“It’s one of the things that separated me from other applicants,” said Nguyen, who majored in mechanical and aerospace engineering. “Not too many graduating seniors can say they’ve worked on a natural gas engine or pulled out a bus transmission.”
The campus is embarking on a major initiative to make career preparation, with experiential learning like Nguyen’s, accessible to all students as a matter of equity and social justice.
Through Aggie Launch, the university aims to foster opportunities so that all graduates — including those who are from low-income families, underrepresented minorities, first-generation college students and women — can experience meaningful, timely and gainful employment.
“We see this as a social justice issue,” said Marcie Kirk Holland, executive director of the Internship and Career Center.
A graduate’s first job is key to setting the pace for the rest of their career and earnings, according to a 2018 national study by the Strada Institute for the Future of Work and Burning Glass Technologies. The research found that for every three graduates who started out underemployed — in a job for which they are overqualified — two remained underemployed after five years.
Aggie Launch is UC Davis’ vision to help students start career preparation early, participate in an expanded array of experiential learning, benefit from career mentoring and graduate with a robust career plan or path to advanced studies. The initiative seeks to remove barriers to student participation — including awareness about opportunities, finances, and lack of transportation to jobs and internships.
Aggie Launch is one of the Big Ideas, flagship priorities for funding in the university’s $2 billion comprehensive campaign. Related programs and hundreds of students are already benefiting from more than $10 million in donations.

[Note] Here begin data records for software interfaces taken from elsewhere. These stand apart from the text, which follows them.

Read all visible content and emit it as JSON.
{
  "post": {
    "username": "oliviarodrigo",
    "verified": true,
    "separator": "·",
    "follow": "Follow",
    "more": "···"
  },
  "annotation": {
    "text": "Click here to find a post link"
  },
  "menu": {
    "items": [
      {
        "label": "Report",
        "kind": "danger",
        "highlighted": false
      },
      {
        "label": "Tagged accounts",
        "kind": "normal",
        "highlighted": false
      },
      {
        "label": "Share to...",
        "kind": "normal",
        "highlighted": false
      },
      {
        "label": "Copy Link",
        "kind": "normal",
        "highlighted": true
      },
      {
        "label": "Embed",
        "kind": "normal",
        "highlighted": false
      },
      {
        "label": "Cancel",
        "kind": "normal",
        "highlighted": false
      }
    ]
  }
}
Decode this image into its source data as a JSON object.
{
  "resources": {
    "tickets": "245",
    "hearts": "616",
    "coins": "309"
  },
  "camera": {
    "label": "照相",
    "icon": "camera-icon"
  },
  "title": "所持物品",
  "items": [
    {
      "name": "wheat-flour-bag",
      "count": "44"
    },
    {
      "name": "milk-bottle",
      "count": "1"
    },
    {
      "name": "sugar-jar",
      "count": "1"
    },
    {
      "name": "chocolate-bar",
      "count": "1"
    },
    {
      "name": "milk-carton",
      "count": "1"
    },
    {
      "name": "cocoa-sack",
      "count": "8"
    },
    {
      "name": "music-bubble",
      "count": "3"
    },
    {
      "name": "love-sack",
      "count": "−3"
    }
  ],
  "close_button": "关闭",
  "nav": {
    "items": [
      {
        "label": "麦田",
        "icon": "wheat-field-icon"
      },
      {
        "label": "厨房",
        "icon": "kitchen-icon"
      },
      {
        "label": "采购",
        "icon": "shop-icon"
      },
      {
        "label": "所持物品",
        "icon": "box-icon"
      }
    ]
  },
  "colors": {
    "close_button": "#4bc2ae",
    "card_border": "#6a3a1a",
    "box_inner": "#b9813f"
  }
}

Involving a “fleet” of partners across academic and administrative units, Aggie Launch will build on existing successes, such as Aggie EVO, which provides career-building programs for student-athletes. “The real power is that coaches prioritize time for the student-athletes’ professional development — just as they do for their athletic training,” said Kirk Holland. “Our goal is to replicate that kind of focus throughout the campus.”
In recent developments:
- The Quarter at Aggie Square is integrating classroom learning and community engagement through Aggie Square, the innovation hub that broke ground in February on the Sacramento campus.
- As part of the #CaliforniansForAll College Corps announced in January (for more, see page 9), UC Davis is leading a consortium of four colleges and universities to provide paid work experience at community organizations. With special efforts to invite the participation of low-income and undocumented students, the program will include coursework and professional development workshops. About 500 UC Davis students are expected to participate over two years.
- A pilot program at UC Davis is disbursing an additional $400,000 in work-study funds this year to startups and small businesses employing students with financial need.
Citing Unitrans as a model, Kirk Holland said Aggie Launch will work to increase the mentoring and skill development offered through more than 5,000 student jobs on campus.
Aggie Launch also plans to:
- train interested faculty, staff and student leaders as Career Champions to assist students with career development and planning
- engage staff and recent alumni in groups to help students explore an area of professional interest
- expand the resources and services of the Internship and Career Center
- seek private funding to pay students participating in unpaid experiential learning